■ Directions for this task ■
Filter the material, keeping only lines with the word "JavaVirtualMachines".

■ Data for this exercise ■
========
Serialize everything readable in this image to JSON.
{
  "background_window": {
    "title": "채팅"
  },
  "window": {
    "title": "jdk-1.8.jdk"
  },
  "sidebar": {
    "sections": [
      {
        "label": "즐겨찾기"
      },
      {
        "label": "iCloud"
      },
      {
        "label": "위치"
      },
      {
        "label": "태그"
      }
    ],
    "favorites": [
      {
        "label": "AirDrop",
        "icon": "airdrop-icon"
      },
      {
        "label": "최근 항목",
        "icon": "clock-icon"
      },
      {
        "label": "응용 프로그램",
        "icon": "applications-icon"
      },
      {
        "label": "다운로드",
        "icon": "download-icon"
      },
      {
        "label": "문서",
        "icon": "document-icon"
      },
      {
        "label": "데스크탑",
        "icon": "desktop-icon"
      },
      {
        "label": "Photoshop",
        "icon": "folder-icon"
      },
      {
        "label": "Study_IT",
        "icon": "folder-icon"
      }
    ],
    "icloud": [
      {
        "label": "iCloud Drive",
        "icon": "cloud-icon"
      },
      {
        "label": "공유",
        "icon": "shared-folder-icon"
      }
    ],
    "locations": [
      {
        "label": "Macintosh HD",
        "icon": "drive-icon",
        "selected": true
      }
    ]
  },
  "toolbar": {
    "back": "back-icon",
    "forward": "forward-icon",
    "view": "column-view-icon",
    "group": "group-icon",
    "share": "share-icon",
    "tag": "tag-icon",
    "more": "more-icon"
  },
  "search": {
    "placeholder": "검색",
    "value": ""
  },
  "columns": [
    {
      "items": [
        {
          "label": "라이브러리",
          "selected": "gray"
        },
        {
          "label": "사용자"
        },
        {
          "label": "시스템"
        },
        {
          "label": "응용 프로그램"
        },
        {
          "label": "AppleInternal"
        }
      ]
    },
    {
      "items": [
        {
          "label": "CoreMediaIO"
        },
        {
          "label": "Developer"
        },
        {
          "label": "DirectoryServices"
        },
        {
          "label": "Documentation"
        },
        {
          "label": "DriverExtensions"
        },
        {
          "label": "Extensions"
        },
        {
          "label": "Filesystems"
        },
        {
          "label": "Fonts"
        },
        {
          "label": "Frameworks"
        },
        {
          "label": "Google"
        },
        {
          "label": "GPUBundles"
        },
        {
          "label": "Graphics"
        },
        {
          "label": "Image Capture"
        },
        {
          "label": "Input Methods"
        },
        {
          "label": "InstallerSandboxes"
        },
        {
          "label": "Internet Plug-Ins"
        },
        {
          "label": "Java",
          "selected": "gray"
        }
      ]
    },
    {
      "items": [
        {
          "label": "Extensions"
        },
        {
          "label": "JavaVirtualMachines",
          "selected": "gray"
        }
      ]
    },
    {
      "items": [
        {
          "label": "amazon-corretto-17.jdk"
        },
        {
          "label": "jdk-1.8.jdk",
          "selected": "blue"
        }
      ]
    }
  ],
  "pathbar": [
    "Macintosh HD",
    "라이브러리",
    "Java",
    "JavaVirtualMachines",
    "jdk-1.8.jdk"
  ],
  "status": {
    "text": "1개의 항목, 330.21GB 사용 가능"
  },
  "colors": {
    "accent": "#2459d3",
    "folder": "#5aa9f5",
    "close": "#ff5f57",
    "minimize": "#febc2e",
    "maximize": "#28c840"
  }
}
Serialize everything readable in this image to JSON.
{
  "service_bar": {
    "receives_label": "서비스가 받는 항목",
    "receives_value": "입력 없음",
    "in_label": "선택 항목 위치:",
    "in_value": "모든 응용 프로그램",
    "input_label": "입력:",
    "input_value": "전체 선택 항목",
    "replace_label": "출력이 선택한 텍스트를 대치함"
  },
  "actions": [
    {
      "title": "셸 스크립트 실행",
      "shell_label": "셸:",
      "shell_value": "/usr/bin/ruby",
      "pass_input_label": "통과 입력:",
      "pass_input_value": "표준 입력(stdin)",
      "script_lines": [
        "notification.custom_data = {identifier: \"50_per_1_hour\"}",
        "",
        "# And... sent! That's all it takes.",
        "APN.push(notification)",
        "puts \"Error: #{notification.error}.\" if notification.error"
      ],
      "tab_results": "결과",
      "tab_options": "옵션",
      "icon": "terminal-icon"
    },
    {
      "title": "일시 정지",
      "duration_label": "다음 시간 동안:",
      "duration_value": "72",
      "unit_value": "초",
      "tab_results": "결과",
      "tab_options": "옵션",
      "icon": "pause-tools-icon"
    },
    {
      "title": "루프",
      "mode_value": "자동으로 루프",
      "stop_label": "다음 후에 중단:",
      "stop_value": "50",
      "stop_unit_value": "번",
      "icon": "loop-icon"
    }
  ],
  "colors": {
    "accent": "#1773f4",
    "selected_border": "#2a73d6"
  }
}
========
■ Solution for this exercise ■
          "label": "JavaVirtualMachines",
    "JavaVirtualMachines",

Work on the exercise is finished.